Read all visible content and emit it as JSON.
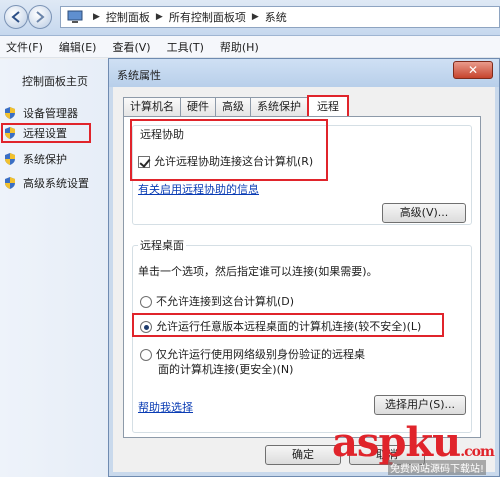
{
  "explorer": {
    "breadcrumb": [
      "控制面板",
      "所有控制面板项",
      "系统"
    ],
    "menu": [
      "文件(F)",
      "编辑(E)",
      "查看(V)",
      "工具(T)",
      "帮助(H)"
    ],
    "left_pane": {
      "home": "控制面板主页",
      "items": [
        "设备管理器",
        "远程设置",
        "系统保护",
        "高级系统设置"
      ]
    }
  },
  "dialog": {
    "title": "系统属性",
    "close_label": "✕",
    "tabs": [
      "计算机名",
      "硬件",
      "高级",
      "系统保护",
      "远程"
    ],
    "active_tab": "远程",
    "remote_assistance": {
      "group_title": "远程协助",
      "allow_checkbox": "允许远程协助连接这台计算机(R)",
      "allow_checked": true,
      "info_link": "有关启用远程协助的信息",
      "advanced_button": "高级(V)..."
    },
    "remote_desktop": {
      "group_title": "远程桌面",
      "instruction": "单击一个选项，然后指定谁可以连接(如果需要)。",
      "options": [
        "不允许连接到这台计算机(D)",
        "允许运行任意版本远程桌面的计算机连接(较不安全)(L)",
        "仅允许运行使用网络级别身份验证的远程桌面的计算机连接(更安全)(N)"
      ],
      "selected_option": 1,
      "help_link": "帮助我选择",
      "select_users_button": "选择用户(S)..."
    },
    "footer": {
      "ok_button": "确定",
      "cancel_button": "取消"
    }
  },
  "watermark": {
    "brand": "aspku",
    "brand_suffix": ".com",
    "tagline": "免费网站源码下载站!"
  },
  "colors": {
    "highlight_red": "#e0242b",
    "link_blue": "#0a3cb4"
  }
}
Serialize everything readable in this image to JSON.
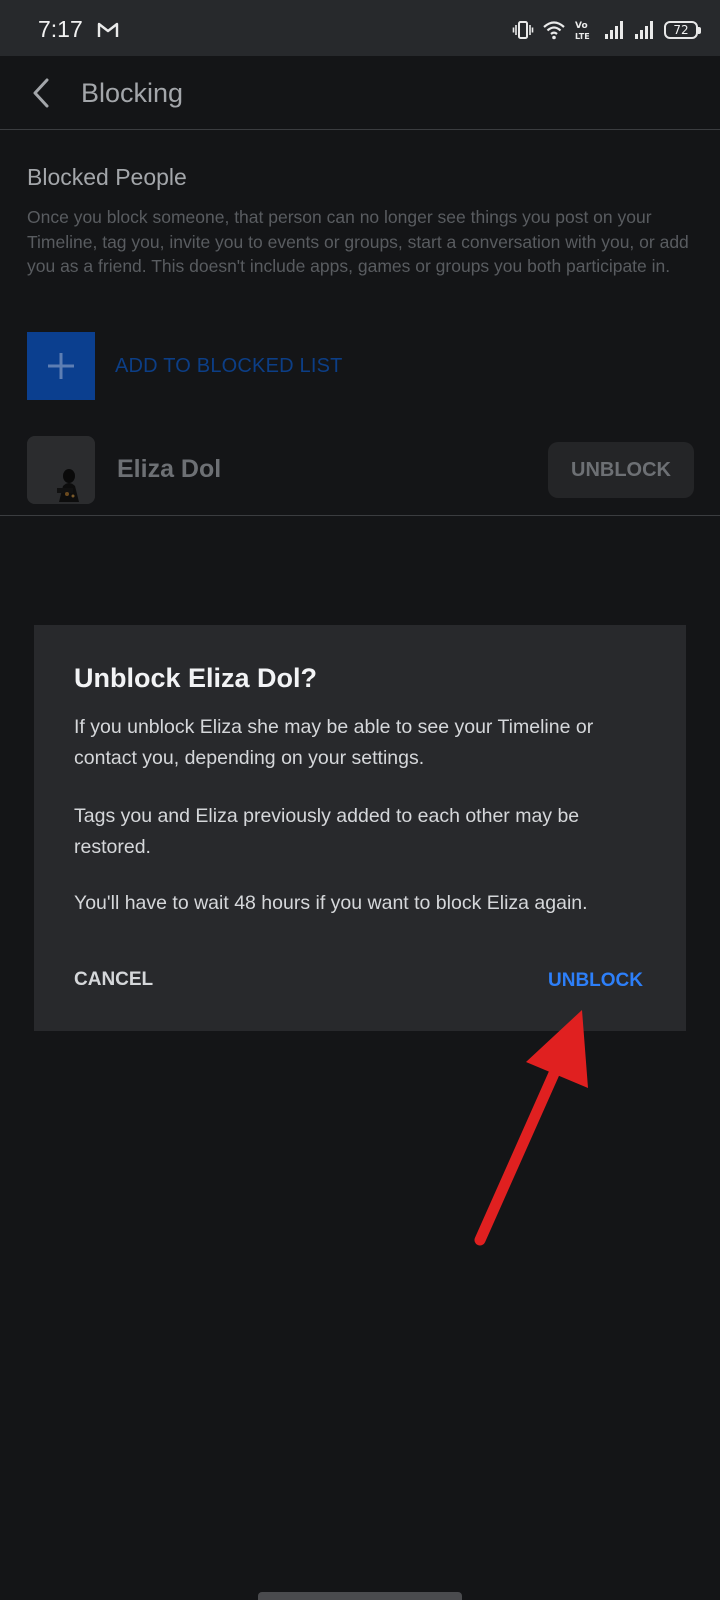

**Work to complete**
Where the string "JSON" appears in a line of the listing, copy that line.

**Answer space**
Read all visible content and emit it as JSON.
Serialize everything readable in this image to JSON.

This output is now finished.